The group requested “thorough and transparent” processes for making and addressing complaints and that all staff participate in required training. Members made specific requests about how complaints should be handled – including giving a complaining student the right to determine which staff can be “in the room” to discuss the situation, give input on the scheduling of meetings that result and on when “parents and police will be brought in.”

students holding signs

Some of the signs shown Tuesday, with testimony from anonymous CRLS students.

The walkout began at 2:15 p.m., 15 minutes before the end of the school day. The crowd stayed attentive and lingered well past school’s end, managing to hear the letter-reading even as the rest of the student body left the school. Students lined up to sign copies of the letter when Ingersoll finished reading.

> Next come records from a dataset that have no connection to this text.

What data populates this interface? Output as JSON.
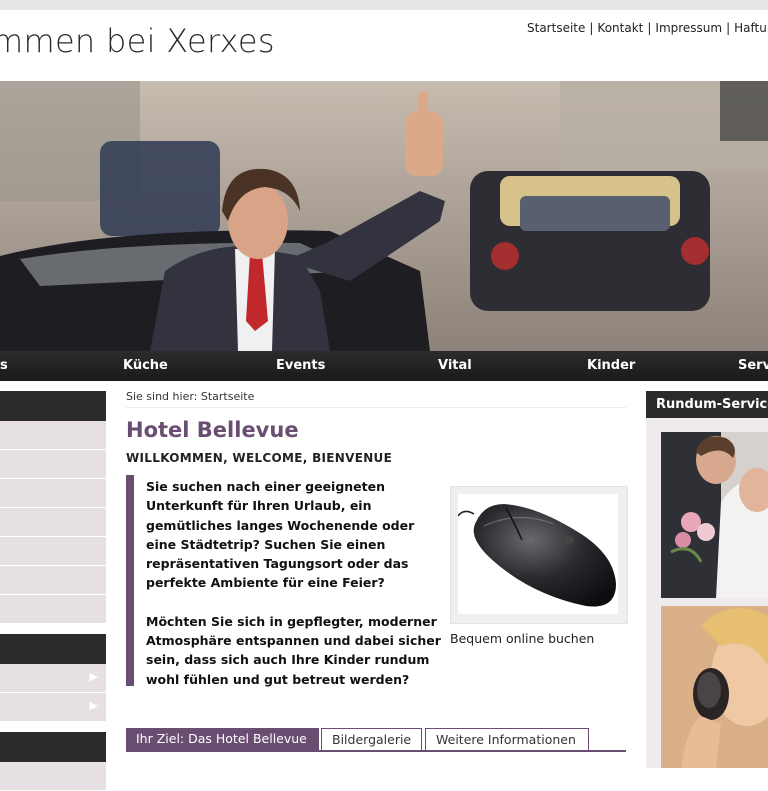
{
  "header": {
    "welcome_text": "mmen bei Xerxes",
    "top_links": [
      "Startseite",
      "Kontakt",
      "Impressum",
      "Haftung"
    ],
    "separator": "|"
  },
  "main_nav": {
    "items": [
      "s",
      "Küche",
      "Events",
      "Vital",
      "Kinder",
      "Serv"
    ]
  },
  "breadcrumb": {
    "prefix": "Sie sind hier:",
    "current": "Startseite"
  },
  "content": {
    "title": "Hotel Bellevue",
    "subtitle": "WILLKOMMEN, WELCOME, BIENVENUE",
    "paragraph1": "Sie suchen nach einer geeigneten Unterkunft für Ihren Urlaub, ein gemütliches langes Wochenende oder eine Städtetrip? Suchen Sie einen repräsentativen Tagungsort oder das perfekte Ambiente für eine Feier?",
    "paragraph2": "Möchten Sie sich in gepflegter, moderner Atmosphäre entspannen und dabei sicher sein, dass sich auch Ihre Kinder rundum wohl fühlen und gut betreut werden?",
    "image_caption": "Bequem online buchen",
    "tabs": [
      "Ihr Ziel: Das Hotel Bellevue",
      "Bildergalerie",
      "Weitere Informationen"
    ]
  },
  "right_column": {
    "heading": "Rundum-Service"
  },
  "left_sidebar": {
    "arrow_glyph": "▶"
  },
  "colors": {
    "accent_purple": "#6a4e72",
    "nav_dark": "#1f1f1f",
    "sidebar_light": "#e6dfe4"
  }
}
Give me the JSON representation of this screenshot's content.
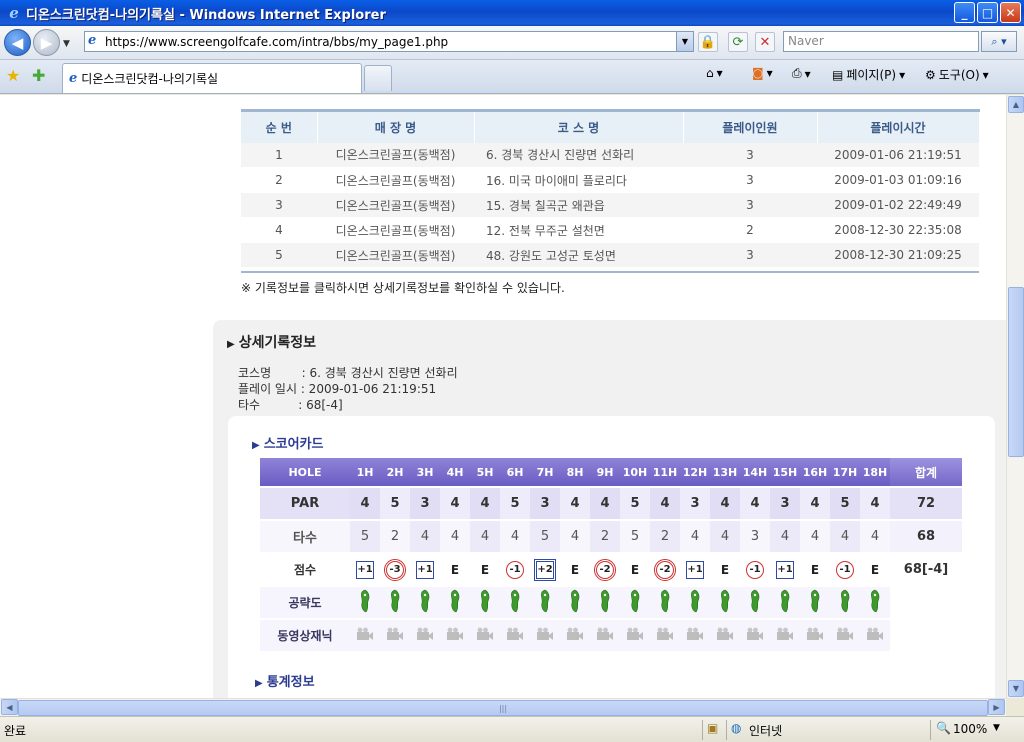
{
  "window": {
    "title": "디온스크린닷컴-나의기록실 - Windows Internet Explorer",
    "buttons": [
      "_",
      "□",
      "✕"
    ]
  },
  "address_bar": {
    "url": "https://www.screengolfcafe.com/intra/bbs/my_page1.php",
    "search_placeholder": "Naver"
  },
  "tab": {
    "title": "디온스크린닷컴-나의기록실"
  },
  "command_bar": {
    "page_label": "페이지(P)",
    "tools_label": "도구(O)"
  },
  "list": {
    "headers": [
      "순 번",
      "매 장 명",
      "코 스 명",
      "플레이인원",
      "플레이시간"
    ],
    "rows": [
      {
        "no": "1",
        "store": "디온스크린골프(동백점)",
        "course": "6. 경북 경산시 진량면 선화리",
        "players": "3",
        "time": "2009-01-06 21:19:51"
      },
      {
        "no": "2",
        "store": "디온스크린골프(동백점)",
        "course": "16. 미국 마이애미 플로리다",
        "players": "3",
        "time": "2009-01-03 01:09:16"
      },
      {
        "no": "3",
        "store": "디온스크린골프(동백점)",
        "course": "15. 경북 칠곡군 왜관읍",
        "players": "3",
        "time": "2009-01-02 22:49:49"
      },
      {
        "no": "4",
        "store": "디온스크린골프(동백점)",
        "course": "12. 전북 무주군 설천면",
        "players": "2",
        "time": "2008-12-30 22:35:08"
      },
      {
        "no": "5",
        "store": "디온스크린골프(동백점)",
        "course": "48. 강원도 고성군 토성면",
        "players": "3",
        "time": "2008-12-30 21:09:25"
      }
    ],
    "notice": "※ 기록정보를 클릭하시면 상세기록정보를 확인하실 수 있습니다."
  },
  "detail": {
    "title": "상세기록정보",
    "course_line": "코스명        : 6. 경북 경산시 진량면 선화리",
    "time_line": "플레이 일시 : 2009-01-06 21:19:51",
    "strokes_line": "타수          : 68[-4]"
  },
  "scorecard": {
    "title": "스코어카드",
    "hole_label": "HOLE",
    "holes": [
      "1H",
      "2H",
      "3H",
      "4H",
      "5H",
      "6H",
      "7H",
      "8H",
      "9H",
      "10H",
      "11H",
      "12H",
      "13H",
      "14H",
      "15H",
      "16H",
      "17H",
      "18H"
    ],
    "total_label": "합계",
    "par_label": "PAR",
    "par": [
      "4",
      "5",
      "3",
      "4",
      "4",
      "5",
      "3",
      "4",
      "4",
      "5",
      "4",
      "3",
      "4",
      "4",
      "3",
      "4",
      "5",
      "4"
    ],
    "par_total": "72",
    "stroke_label": "타수",
    "strokes": [
      "5",
      "2",
      "4",
      "4",
      "4",
      "4",
      "5",
      "4",
      "2",
      "5",
      "2",
      "4",
      "4",
      "3",
      "4",
      "4",
      "4",
      "4"
    ],
    "stroke_total": "68",
    "score_label": "점수",
    "scores": [
      {
        "text": "+1",
        "mark": "sq"
      },
      {
        "text": "-3",
        "mark": "dci"
      },
      {
        "text": "+1",
        "mark": "sq"
      },
      {
        "text": "E",
        "mark": "ev"
      },
      {
        "text": "E",
        "mark": "ev"
      },
      {
        "text": "-1",
        "mark": "ci"
      },
      {
        "text": "+2",
        "mark": "dsq"
      },
      {
        "text": "E",
        "mark": "ev"
      },
      {
        "text": "-2",
        "mark": "dci"
      },
      {
        "text": "E",
        "mark": "ev"
      },
      {
        "text": "-2",
        "mark": "dci"
      },
      {
        "text": "+1",
        "mark": "sq"
      },
      {
        "text": "E",
        "mark": "ev"
      },
      {
        "text": "-1",
        "mark": "ci"
      },
      {
        "text": "+1",
        "mark": "sq"
      },
      {
        "text": "E",
        "mark": "ev"
      },
      {
        "text": "-1",
        "mark": "ci"
      },
      {
        "text": "E",
        "mark": "ev"
      }
    ],
    "score_total": "68[-4]",
    "strategy_label": "공략도",
    "video_label": "동영상재닉"
  },
  "stats": {
    "title": "통계정보"
  },
  "status": {
    "left": "완료",
    "zone": "인터넷",
    "zoom": "100%"
  },
  "colors": {
    "header_purple": "#6a5cc3",
    "accent_blue": "#2b3c92",
    "green_icon": "#3f9a2e",
    "under_red": "#d03030"
  }
}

Principal Damon Smith, who with Superintendent Jeffrey Young watched the walkout, said he welcomed the students working through these important issues. He will be meeting with the leadership of the movement, he said, and “looks forward to continuing the dialogue.”

Smith said the school takes every report of sexual assault and harassment seriously and was unaware of any specific incident that spurred the student action. Students can report issues to a trusted teacher or their dean, or directly to his office, he said.

Many of the sign holders said privately that the major issue revolved around student behavior and that there was a general “culture” of kids saying things without risk of being called out for it. Most said they knew of a teacher they would go to if they had a concern, although one female student said she would not go to a male teacher she liked very much because he himself had made “inappropriate” comments about her clothing. (He told her upon seeing her one summer that she should put “more clothing on,” she said.)